(Task input Opens)
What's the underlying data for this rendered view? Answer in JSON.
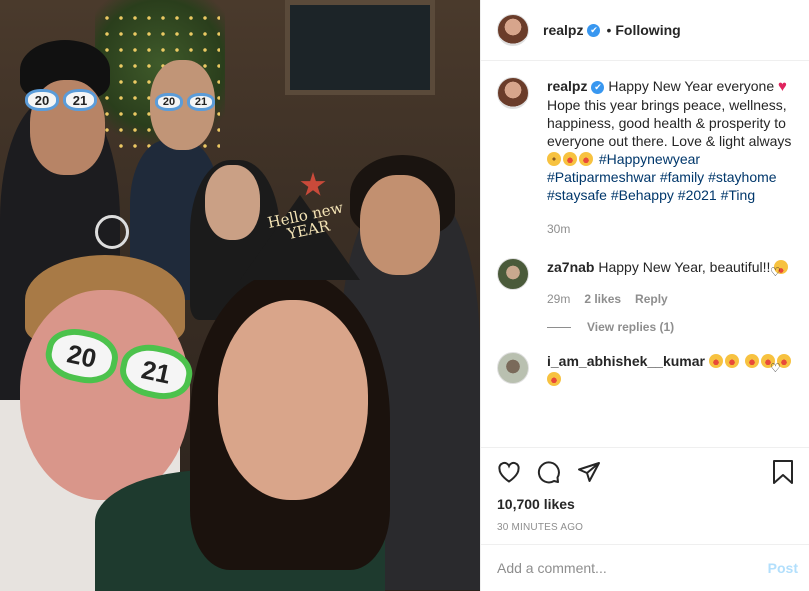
{
  "header": {
    "username": "realpz",
    "verified": "✔",
    "separator": "•",
    "follow_status": "Following"
  },
  "caption": {
    "username": "realpz",
    "text_line1": "Happy New Year everyone",
    "text_rest": "Hope this year brings peace, wellness, happiness, good health & prosperity to everyone out there. Love & light always",
    "hashtags": [
      "#Happynewyear",
      "#Patiparmeshwar",
      "#family",
      "#stayhome",
      "#staysafe",
      "#Behappy",
      "#2021",
      "#Ting"
    ],
    "time": "30m"
  },
  "comments": [
    {
      "username": "za7nab",
      "text": "Happy New Year, beautiful!!",
      "time": "29m",
      "likes": "2 likes",
      "reply": "Reply",
      "view_replies": "View replies (1)"
    },
    {
      "username": "i_am_abhishek__kumar"
    }
  ],
  "photo": {
    "glasses_digits_left": "20",
    "glasses_digits_right": "21",
    "hat_text": "Hello new YEAR"
  },
  "stats": {
    "likes": "10,700 likes",
    "posted": "30 MINUTES AGO"
  },
  "add_comment": {
    "placeholder": "Add a comment...",
    "post_label": "Post"
  },
  "icons": {
    "like": "heart-icon",
    "comment": "comment-icon",
    "share": "paper-plane-icon",
    "save": "bookmark-icon"
  },
  "colors": {
    "link": "#00376b",
    "verified": "#3897f0",
    "post_button": "#b2dffc",
    "heart": "#e0245e"
  }
}
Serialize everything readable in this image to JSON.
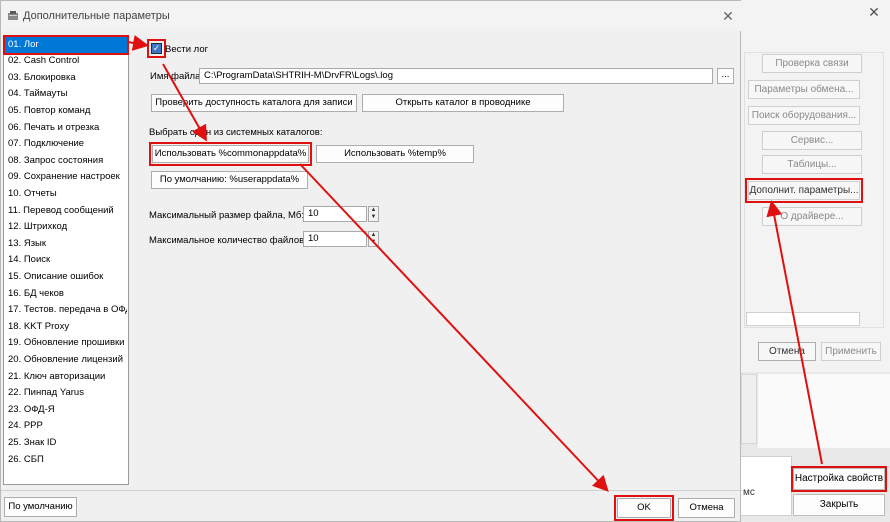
{
  "background": {
    "buttons": [
      {
        "label": "Проверка связи"
      },
      {
        "label": "Параметры обмена..."
      },
      {
        "label": "Поиск оборудования..."
      },
      {
        "label": "Сервис..."
      },
      {
        "label": "Таблицы..."
      },
      {
        "label": "Дополнит. параметры..."
      },
      {
        "label": "О драйвере..."
      }
    ],
    "cancel_label": "Отмена",
    "apply_label": "Применить",
    "status_text": "мс",
    "settings_label": "Настройка свойств",
    "close_label": "Закрыть"
  },
  "dialog": {
    "title": "Дополнительные параметры",
    "list_items": [
      "01. Лог",
      "02. Cash Control",
      "03. Блокировка",
      "04. Таймауты",
      "05. Повтор команд",
      "06. Печать и отрезка",
      "07. Подключение",
      "08. Запрос состояния",
      "09. Сохранение настроек",
      "10. Отчеты",
      "11. Перевод сообщений",
      "12. Штрихкод",
      "13. Язык",
      "14. Поиск",
      "15. Описание ошибок",
      "16. БД чеков",
      "17. Тестов. передача в ОФД",
      "18. KKT Proxy",
      "19. Обновление прошивки",
      "20. Обновление лицензий",
      "21. Ключ авторизации",
      "22. Пинпад Yarus",
      "23. ОФД-Я",
      "24. PPP",
      "25. Знак ID",
      "26. СБП"
    ],
    "log_checkbox_label": "Вести лог",
    "file_name_label": "Имя файла:",
    "file_name_value": "C:\\ProgramData\\SHTRIH-M\\DrvFR\\Logs\\.log",
    "browse_label": "...",
    "check_access_label": "Проверить доступность каталога для записи",
    "open_folder_label": "Открыть каталог в проводнике",
    "choose_catalog_label": "Выбрать один из системных каталогов:",
    "use_common_label": "Использовать %commonappdata%",
    "use_temp_label": "Использовать %temp%",
    "default_user_label": "По умолчанию: %userappdata%",
    "max_size_label": "Максимальный размер файла, Мб:",
    "max_size_value": "10",
    "max_files_label": "Максимальное количество файлов:",
    "max_files_value": "10",
    "default_button": "По умолчанию",
    "ok_button": "OK",
    "cancel_button": "Отмена"
  },
  "colors": {
    "selection": "#0078d7",
    "annotation": "#e01010"
  }
}
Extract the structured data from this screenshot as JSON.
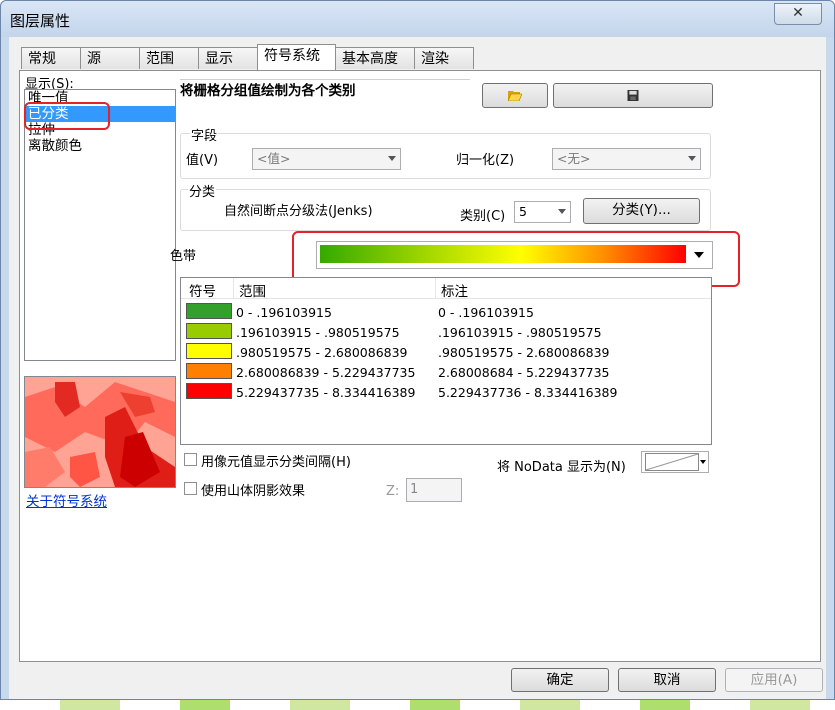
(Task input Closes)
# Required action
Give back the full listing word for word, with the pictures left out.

# Exercise response
What's the underlying data for this rendered view? Answer in JSON.
{
  "header": {
    "username": "realpz",
    "verified": "✔",
    "separator": "•",
    "follow_status": "Following"
  },
  "caption": {
    "username": "realpz",
    "text_line1": "Happy New Year everyone",
    "text_rest": "Hope this year brings peace, wellness, happiness, good health & prosperity to everyone out there. Love & light always",
    "hashtags": [
      "#Happynewyear",
      "#Patiparmeshwar",
      "#family",
      "#stayhome",
      "#staysafe",
      "#Behappy",
      "#2021",
      "#Ting"
    ],
    "time": "30m"
  },
  "comments": [
    {
      "username": "za7nab",
      "text": "Happy New Year, beautiful!!",
      "time": "29m",
      "likes": "2 likes",
      "reply": "Reply",
      "view_replies": "View replies (1)"
    },
    {
      "username": "i_am_abhishek__kumar"
    }
  ],
  "photo": {
    "glasses_digits_left": "20",
    "glasses_digits_right": "21",
    "hat_text": "Hello new YEAR"
  },
  "stats": {
    "likes": "10,700 likes",
    "posted": "30 MINUTES AGO"
  },
  "add_comment": {
    "placeholder": "Add a comment...",
    "post_label": "Post"
  },
  "icons": {
    "like": "heart-icon",
    "comment": "comment-icon",
    "share": "paper-plane-icon",
    "save": "bookmark-icon"
  },
  "colors": {
    "link": "#00376b",
    "verified": "#3897f0",
    "post_button": "#b2dffc",
    "heart": "#e0245e"
  }
}
Serialize everything readable in this image to JSON.
{
  "background": {
    "buttons": [
      {
        "label": "Проверка связи"
      },
      {
        "label": "Параметры обмена..."
      },
      {
        "label": "Поиск оборудования..."
      },
      {
        "label": "Сервис..."
      },
      {
        "label": "Таблицы..."
      },
      {
        "label": "Дополнит. параметры..."
      },
      {
        "label": "О драйвере..."
      }
    ],
    "cancel_label": "Отмена",
    "apply_label": "Применить",
    "status_text": "мс",
    "settings_label": "Настройка свойств",
    "close_label": "Закрыть"
  },
  "dialog": {
    "title": "Дополнительные параметры",
    "list_items": [
      "01. Лог",
      "02. Cash Control",
      "03. Блокировка",
      "04. Таймауты",
      "05. Повтор команд",
      "06. Печать и отрезка",
      "07. Подключение",
      "08. Запрос состояния",
      "09. Сохранение настроек",
      "10. Отчеты",
      "11. Перевод сообщений",
      "12. Штрихкод",
      "13. Язык",
      "14. Поиск",
      "15. Описание ошибок",
      "16. БД чеков",
      "17. Тестов. передача в ОФД",
      "18. KKT Proxy",
      "19. Обновление прошивки",
      "20. Обновление лицензий",
      "21. Ключ авторизации",
      "22. Пинпад Yarus",
      "23. ОФД-Я",
      "24. PPP",
      "25. Знак ID",
      "26. СБП"
    ],
    "log_checkbox_label": "Вести лог",
    "file_name_label": "Имя файла:",
    "file_name_value": "C:\\ProgramData\\SHTRIH-M\\DrvFR\\Logs\\.log",
    "browse_label": "...",
    "check_access_label": "Проверить доступность каталога для записи",
    "open_folder_label": "Открыть каталог в проводнике",
    "choose_catalog_label": "Выбрать один из системных каталогов:",
    "use_common_label": "Использовать %commonappdata%",
    "use_temp_label": "Использовать %temp%",
    "default_user_label": "По умолчанию: %userappdata%",
    "max_size_label": "Максимальный размер файла, Мб:",
    "max_size_value": "10",
    "max_files_label": "Максимальное количество файлов:",
    "max_files_value": "10",
    "default_button": "По умолчанию",
    "ok_button": "OK",
    "cancel_button": "Отмена"
  },
  "colors": {
    "selection": "#0078d7",
    "annotation": "#e01010"
  }
}
Extract the structured data from this screenshot as JSON.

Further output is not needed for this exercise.